* EXERCISE REQUIREMENTS: Count the lines below containing "Страны"; state the number only.

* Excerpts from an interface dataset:
>>

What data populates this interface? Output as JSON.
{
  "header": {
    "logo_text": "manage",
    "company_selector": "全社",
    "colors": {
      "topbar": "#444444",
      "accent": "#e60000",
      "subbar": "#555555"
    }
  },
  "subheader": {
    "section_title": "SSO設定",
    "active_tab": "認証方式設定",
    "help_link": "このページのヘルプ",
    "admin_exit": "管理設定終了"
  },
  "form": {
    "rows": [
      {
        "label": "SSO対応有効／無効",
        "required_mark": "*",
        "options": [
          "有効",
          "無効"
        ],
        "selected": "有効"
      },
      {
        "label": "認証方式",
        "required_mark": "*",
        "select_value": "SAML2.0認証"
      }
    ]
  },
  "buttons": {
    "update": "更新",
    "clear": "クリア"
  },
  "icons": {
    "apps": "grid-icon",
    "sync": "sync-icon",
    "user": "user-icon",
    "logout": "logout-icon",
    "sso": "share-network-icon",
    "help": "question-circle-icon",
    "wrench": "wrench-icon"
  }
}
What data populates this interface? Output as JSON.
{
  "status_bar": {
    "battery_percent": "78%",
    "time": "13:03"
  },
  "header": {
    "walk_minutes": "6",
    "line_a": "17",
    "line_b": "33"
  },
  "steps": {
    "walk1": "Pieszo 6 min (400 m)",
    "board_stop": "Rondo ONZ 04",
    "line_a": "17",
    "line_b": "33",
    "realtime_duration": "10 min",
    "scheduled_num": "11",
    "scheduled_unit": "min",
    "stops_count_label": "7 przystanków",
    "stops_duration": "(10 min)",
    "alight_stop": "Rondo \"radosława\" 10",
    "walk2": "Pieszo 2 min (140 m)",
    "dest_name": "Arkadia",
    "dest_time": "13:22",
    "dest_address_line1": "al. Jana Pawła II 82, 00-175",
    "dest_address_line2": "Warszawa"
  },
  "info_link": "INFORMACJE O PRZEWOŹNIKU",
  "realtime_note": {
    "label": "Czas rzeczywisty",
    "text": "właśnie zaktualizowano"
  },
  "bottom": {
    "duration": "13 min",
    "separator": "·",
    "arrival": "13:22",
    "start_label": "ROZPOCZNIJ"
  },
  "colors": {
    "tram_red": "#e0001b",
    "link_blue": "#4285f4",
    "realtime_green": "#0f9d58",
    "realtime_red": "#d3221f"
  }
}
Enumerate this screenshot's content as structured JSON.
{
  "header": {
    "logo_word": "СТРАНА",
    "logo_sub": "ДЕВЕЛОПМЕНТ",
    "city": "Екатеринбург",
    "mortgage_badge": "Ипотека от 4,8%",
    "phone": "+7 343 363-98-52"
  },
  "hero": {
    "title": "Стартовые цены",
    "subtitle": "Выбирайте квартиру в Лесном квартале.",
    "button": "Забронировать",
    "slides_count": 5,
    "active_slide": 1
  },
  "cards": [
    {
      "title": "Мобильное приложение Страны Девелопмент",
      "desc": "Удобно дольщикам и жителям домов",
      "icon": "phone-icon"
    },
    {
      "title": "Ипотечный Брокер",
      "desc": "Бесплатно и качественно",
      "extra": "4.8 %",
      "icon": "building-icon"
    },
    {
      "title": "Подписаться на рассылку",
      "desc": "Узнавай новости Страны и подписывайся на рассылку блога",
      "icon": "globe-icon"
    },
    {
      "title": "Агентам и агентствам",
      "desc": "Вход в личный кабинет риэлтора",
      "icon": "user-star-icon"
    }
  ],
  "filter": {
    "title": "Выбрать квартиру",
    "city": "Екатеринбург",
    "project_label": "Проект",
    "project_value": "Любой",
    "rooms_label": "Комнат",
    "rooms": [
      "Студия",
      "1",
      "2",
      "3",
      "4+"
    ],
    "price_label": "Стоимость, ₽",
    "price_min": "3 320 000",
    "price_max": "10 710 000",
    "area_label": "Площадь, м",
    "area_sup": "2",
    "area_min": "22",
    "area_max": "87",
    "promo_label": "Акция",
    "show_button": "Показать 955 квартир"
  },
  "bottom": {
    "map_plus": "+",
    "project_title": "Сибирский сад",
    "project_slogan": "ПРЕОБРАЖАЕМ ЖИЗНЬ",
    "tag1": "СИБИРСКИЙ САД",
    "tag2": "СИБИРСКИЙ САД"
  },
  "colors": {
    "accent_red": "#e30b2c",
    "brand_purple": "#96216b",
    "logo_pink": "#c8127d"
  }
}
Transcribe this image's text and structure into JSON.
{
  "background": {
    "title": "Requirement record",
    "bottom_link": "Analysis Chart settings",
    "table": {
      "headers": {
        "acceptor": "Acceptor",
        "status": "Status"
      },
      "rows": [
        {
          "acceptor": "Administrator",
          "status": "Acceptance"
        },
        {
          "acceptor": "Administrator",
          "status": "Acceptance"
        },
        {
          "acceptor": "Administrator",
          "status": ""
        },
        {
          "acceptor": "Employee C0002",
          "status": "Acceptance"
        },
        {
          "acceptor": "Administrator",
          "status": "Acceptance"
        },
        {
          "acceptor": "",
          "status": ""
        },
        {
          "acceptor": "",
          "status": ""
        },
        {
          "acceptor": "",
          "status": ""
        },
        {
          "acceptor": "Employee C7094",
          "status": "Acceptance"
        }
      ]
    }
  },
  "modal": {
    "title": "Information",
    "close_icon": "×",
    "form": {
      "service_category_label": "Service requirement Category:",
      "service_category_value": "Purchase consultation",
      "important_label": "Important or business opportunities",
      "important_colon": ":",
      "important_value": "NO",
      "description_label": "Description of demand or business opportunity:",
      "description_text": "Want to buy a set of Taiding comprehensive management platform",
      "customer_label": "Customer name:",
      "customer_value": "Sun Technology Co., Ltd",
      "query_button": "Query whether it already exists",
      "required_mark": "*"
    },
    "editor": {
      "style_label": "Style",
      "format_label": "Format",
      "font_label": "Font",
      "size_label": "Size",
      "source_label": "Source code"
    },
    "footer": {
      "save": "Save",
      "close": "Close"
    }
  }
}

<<

* TASK OUTPUT: 2